From the age of ten I enjoyed (if I could think of a stronger word I would use it) playing netball for a small town called Kybybolite, just outside of original hometown of Naracoorte. Basketball, Volleyball and more netball were among the team sports that I pursued when I moved to Adelaide in 2003. It was a very challenging decision to hang up my netball bodysuit at the end of the 2008 winter, in order to focus on my running. I felt as though I was making a choice between being a member of a team and a close circle of friends versus taking on the ‘lonely-man’s’ sport. In the five years since my decision to pursue running I can easily and excitedly say that I feel like I belong to one of the most closely-knit teams I have ever been a part of and an even wider team in the local and Australian community.
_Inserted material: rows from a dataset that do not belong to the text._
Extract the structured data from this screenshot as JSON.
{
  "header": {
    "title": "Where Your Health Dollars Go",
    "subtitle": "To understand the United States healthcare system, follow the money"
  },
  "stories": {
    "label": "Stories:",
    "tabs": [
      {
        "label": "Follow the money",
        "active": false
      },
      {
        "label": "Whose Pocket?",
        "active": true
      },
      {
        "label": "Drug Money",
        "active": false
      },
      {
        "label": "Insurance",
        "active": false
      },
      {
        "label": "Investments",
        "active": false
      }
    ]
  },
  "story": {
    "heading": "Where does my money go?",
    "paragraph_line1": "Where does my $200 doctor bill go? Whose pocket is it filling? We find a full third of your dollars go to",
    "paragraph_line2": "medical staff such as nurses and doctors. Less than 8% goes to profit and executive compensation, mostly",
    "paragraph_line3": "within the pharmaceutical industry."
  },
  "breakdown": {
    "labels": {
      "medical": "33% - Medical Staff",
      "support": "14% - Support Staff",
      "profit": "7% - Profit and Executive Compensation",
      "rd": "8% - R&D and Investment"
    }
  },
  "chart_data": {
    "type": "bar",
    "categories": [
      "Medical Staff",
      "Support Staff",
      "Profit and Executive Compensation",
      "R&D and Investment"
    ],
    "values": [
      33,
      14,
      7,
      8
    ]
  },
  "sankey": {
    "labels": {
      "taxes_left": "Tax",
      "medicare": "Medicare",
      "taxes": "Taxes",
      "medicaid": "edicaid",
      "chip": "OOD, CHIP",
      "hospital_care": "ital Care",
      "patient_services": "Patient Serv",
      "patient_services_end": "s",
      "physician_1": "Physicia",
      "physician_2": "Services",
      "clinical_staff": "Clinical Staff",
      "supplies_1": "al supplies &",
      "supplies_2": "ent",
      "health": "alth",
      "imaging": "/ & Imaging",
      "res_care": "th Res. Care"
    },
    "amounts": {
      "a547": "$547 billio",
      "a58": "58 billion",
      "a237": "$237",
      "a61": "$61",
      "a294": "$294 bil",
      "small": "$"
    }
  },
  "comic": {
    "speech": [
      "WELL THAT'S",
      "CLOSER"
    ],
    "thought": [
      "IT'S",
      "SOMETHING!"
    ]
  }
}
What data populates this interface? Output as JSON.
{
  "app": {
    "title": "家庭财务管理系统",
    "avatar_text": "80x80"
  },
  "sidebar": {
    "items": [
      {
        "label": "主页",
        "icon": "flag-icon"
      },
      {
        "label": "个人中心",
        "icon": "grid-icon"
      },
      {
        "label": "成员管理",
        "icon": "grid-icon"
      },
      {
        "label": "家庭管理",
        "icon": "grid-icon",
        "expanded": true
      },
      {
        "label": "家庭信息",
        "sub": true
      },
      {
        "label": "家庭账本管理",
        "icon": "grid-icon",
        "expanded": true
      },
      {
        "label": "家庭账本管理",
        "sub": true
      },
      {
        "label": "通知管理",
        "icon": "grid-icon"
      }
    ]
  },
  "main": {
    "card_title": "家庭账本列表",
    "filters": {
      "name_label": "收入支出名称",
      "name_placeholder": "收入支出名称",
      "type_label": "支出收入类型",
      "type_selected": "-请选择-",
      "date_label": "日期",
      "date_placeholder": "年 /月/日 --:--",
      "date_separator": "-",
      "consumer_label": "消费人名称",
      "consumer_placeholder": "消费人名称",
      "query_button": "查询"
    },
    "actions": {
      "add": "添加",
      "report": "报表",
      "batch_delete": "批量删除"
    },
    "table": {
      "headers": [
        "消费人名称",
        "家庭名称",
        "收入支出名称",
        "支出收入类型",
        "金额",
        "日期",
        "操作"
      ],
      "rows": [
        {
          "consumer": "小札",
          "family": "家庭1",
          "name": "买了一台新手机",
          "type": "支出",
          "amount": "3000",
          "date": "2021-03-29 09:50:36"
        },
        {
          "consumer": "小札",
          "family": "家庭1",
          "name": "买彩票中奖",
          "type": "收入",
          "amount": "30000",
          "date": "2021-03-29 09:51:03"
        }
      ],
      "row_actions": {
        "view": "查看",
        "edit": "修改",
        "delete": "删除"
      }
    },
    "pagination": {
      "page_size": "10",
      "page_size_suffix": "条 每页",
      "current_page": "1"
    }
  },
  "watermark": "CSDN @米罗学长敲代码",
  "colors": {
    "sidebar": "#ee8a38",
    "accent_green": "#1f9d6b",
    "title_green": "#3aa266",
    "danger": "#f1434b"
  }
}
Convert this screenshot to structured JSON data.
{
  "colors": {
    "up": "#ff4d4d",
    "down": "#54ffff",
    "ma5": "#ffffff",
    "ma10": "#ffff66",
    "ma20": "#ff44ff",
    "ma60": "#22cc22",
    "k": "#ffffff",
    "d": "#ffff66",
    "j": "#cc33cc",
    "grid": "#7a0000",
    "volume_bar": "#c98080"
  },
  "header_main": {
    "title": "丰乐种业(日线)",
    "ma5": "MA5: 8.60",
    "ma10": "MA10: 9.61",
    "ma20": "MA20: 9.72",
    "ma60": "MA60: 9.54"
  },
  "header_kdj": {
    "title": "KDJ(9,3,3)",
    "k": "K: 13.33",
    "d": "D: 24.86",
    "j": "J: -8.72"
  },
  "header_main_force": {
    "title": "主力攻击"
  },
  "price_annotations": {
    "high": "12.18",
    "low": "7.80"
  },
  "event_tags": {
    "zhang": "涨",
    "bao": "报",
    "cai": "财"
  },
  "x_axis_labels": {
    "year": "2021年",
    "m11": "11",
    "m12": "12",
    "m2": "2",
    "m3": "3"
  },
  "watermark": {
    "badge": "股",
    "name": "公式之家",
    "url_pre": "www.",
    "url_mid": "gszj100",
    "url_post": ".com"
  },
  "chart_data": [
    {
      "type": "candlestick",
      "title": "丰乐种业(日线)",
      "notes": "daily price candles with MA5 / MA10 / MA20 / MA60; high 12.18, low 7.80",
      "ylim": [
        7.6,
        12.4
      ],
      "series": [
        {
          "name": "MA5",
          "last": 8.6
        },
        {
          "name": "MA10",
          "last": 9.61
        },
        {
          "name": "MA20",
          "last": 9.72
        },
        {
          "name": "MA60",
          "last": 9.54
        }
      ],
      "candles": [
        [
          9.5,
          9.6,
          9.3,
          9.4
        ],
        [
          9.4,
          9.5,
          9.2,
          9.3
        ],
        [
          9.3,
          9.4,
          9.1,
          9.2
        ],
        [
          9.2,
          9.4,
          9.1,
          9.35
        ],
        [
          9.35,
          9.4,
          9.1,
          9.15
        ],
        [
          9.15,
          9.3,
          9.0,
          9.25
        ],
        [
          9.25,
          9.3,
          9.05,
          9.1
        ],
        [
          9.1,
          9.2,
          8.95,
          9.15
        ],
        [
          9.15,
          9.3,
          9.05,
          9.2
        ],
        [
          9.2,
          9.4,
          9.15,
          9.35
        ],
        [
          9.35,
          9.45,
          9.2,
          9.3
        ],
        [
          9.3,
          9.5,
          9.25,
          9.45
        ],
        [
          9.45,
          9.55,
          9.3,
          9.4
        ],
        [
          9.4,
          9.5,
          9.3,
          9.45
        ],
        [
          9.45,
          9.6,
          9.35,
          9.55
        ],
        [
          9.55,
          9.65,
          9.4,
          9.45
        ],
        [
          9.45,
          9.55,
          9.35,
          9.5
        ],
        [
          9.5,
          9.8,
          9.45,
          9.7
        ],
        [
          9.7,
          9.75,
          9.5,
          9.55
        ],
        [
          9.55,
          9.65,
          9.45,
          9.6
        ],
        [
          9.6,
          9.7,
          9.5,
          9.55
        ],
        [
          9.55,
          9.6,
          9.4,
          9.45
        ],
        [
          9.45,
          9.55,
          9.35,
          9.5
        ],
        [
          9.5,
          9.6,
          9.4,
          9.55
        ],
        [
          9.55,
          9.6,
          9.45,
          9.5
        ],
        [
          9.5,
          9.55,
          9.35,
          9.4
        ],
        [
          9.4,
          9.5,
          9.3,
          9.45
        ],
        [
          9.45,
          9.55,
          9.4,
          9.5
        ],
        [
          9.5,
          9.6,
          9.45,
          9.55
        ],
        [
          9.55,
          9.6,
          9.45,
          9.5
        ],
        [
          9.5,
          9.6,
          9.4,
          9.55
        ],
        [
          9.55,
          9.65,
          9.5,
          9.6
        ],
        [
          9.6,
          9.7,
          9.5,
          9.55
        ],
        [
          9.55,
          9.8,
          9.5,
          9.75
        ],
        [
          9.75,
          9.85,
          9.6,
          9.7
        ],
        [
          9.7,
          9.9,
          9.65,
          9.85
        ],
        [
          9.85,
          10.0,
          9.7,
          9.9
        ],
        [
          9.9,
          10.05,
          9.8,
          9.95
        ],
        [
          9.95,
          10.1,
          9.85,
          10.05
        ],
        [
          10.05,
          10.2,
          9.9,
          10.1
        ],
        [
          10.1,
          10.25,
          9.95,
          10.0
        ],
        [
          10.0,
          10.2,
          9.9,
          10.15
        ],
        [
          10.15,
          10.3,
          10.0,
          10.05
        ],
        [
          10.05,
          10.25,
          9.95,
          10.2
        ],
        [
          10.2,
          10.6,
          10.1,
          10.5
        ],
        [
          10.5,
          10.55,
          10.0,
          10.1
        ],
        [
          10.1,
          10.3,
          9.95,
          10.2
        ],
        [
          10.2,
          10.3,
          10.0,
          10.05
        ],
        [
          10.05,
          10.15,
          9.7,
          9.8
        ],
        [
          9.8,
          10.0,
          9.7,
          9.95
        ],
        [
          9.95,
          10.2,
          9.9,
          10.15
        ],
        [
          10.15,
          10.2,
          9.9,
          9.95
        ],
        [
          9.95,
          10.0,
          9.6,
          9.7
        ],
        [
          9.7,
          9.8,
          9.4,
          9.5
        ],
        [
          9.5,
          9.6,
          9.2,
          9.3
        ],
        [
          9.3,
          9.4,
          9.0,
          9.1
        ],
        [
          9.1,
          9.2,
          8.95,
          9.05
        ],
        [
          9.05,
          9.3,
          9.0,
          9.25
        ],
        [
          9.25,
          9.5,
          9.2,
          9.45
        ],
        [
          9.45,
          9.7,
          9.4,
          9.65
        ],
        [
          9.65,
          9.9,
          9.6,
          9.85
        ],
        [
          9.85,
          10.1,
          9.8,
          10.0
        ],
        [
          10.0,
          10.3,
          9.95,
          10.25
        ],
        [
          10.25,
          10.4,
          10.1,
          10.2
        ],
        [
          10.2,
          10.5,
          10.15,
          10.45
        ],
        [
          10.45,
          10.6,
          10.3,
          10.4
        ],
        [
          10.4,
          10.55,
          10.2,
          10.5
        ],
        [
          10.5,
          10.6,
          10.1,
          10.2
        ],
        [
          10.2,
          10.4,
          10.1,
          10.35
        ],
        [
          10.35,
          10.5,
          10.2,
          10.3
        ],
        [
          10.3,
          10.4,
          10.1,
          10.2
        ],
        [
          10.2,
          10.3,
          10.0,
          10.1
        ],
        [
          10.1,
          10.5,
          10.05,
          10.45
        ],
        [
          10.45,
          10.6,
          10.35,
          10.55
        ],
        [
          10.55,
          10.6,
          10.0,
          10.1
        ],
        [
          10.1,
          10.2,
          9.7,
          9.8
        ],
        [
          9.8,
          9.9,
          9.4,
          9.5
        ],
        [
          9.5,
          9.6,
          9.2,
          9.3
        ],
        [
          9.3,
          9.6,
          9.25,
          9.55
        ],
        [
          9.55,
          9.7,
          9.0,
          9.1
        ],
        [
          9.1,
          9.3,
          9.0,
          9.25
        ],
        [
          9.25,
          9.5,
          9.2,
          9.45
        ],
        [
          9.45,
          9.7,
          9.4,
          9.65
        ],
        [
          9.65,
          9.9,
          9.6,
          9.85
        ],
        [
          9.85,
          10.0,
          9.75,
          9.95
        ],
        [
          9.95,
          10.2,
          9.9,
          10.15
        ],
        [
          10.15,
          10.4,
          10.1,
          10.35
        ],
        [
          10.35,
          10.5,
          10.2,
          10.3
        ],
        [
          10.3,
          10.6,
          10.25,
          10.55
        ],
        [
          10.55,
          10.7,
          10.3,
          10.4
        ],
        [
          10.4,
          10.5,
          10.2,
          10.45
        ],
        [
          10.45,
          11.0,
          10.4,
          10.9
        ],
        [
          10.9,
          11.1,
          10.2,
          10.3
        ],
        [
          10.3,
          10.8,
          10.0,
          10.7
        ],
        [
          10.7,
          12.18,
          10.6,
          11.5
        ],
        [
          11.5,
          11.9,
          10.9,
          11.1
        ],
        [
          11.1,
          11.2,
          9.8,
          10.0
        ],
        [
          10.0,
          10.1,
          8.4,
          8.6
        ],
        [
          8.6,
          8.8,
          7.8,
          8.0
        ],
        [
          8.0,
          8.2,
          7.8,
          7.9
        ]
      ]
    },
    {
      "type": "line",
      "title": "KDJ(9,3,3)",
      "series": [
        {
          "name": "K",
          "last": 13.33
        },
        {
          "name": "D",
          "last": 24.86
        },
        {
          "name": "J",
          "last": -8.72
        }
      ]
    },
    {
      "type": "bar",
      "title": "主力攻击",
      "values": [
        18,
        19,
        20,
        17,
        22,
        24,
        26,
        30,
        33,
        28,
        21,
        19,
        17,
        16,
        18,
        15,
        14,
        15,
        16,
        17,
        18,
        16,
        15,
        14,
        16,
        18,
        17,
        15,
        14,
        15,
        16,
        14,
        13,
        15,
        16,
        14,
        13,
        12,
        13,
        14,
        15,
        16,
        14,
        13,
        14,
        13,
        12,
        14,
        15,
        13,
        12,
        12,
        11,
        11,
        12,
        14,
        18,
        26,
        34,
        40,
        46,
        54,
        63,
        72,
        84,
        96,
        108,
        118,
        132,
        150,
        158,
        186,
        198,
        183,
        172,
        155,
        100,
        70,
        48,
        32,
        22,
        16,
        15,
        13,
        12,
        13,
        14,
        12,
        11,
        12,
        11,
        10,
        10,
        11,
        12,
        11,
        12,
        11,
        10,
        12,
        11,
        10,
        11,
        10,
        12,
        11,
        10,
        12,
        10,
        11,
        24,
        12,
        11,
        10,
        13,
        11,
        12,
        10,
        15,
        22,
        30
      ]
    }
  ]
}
In my experiences, running is far from a lonely sport… most of the time! In my average week of training I run anywhere between 1-3 hours on my own and even those runs are in partial company with dog-walkers, construction workers and friends tooting as they drive to work! You can’t get away with anything in Adelaide. I am fortunate to have a partner, Matt or ‘Ferbs’, who also loves to run middle-distance events. In an average week I run 2-4 hours with him. The bulk of my training however is the 8-10 hours per week that is done with my training group, Team Tempo; which also includes Matt. I am very fortunate to have the opportunity to run in company so often and it makes me appreciate my alone time when I do have it. A solitary run is a nice time to listen to a favourite playlist, solve the world’s issues, think about the day ahead and take in your surroundings.